**Your objective**
From the entries, return every line where the string "content" shows up.

**Data**

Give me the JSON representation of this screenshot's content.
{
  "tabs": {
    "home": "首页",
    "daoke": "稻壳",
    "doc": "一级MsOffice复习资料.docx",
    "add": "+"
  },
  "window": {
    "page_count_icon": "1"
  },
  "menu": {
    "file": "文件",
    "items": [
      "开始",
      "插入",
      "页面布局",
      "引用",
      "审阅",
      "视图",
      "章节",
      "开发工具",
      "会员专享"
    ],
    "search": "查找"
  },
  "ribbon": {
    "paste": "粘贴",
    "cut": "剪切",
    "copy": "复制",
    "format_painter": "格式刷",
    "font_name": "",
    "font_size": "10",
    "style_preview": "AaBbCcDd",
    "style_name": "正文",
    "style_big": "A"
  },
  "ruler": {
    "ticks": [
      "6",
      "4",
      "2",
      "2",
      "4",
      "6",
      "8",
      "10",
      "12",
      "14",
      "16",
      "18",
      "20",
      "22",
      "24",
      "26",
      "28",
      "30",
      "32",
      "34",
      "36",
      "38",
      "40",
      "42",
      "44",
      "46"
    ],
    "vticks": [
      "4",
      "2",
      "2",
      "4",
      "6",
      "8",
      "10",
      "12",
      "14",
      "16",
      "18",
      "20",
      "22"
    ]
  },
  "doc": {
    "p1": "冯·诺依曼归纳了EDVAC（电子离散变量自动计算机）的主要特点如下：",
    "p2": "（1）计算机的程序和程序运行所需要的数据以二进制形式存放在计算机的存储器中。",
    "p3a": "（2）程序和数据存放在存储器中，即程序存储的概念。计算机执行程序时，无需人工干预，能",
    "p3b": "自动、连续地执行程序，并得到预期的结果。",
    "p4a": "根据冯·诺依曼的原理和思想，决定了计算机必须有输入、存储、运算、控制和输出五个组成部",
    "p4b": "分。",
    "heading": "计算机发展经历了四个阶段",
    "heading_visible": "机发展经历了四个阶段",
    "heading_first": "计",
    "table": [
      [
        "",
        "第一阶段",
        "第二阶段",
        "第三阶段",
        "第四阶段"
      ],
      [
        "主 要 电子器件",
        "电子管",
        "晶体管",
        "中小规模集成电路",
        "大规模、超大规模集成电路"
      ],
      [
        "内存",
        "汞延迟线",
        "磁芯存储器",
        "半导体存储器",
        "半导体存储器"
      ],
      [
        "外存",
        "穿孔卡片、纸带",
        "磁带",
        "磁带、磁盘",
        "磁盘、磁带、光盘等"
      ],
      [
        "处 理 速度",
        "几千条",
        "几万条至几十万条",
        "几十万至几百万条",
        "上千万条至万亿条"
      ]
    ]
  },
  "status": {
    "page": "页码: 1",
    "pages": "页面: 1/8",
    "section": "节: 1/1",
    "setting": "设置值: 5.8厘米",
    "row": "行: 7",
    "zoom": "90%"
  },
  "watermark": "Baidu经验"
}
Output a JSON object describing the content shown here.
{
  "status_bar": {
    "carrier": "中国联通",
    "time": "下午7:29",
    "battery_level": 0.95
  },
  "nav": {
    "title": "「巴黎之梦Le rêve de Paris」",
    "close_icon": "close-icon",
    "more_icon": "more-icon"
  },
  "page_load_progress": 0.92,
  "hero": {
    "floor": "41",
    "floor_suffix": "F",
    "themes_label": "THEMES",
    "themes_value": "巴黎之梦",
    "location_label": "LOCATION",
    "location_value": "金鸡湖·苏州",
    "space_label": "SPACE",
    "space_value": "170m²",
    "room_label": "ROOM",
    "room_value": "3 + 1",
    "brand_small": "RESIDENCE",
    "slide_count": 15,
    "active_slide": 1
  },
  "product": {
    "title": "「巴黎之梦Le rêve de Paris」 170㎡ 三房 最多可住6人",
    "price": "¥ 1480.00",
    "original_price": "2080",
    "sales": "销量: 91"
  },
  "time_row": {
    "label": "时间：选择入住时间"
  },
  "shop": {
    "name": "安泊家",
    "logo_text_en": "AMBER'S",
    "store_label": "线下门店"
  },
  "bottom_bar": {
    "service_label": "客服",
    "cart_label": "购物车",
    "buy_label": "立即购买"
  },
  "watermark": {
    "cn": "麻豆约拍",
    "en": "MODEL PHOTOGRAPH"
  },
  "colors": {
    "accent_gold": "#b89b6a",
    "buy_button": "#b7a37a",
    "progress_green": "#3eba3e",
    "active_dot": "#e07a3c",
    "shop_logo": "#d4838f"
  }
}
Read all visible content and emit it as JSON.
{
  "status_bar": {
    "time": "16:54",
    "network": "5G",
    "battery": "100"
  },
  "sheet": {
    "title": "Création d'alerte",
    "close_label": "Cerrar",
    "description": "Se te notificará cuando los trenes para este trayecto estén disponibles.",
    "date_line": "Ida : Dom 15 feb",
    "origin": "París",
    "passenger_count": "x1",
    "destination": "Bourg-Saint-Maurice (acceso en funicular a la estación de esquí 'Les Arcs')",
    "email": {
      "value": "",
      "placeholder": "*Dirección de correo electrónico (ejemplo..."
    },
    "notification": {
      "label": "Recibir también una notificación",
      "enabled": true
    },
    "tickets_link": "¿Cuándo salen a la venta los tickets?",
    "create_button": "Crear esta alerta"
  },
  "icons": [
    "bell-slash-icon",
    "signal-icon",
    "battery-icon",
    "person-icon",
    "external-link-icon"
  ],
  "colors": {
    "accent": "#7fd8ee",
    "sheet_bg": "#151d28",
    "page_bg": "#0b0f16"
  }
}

**Response below**
Give me the JSON representation of this screenshot's content.
Output a JSON object describing the content shown here.
Read all visible content and emit it as JSON.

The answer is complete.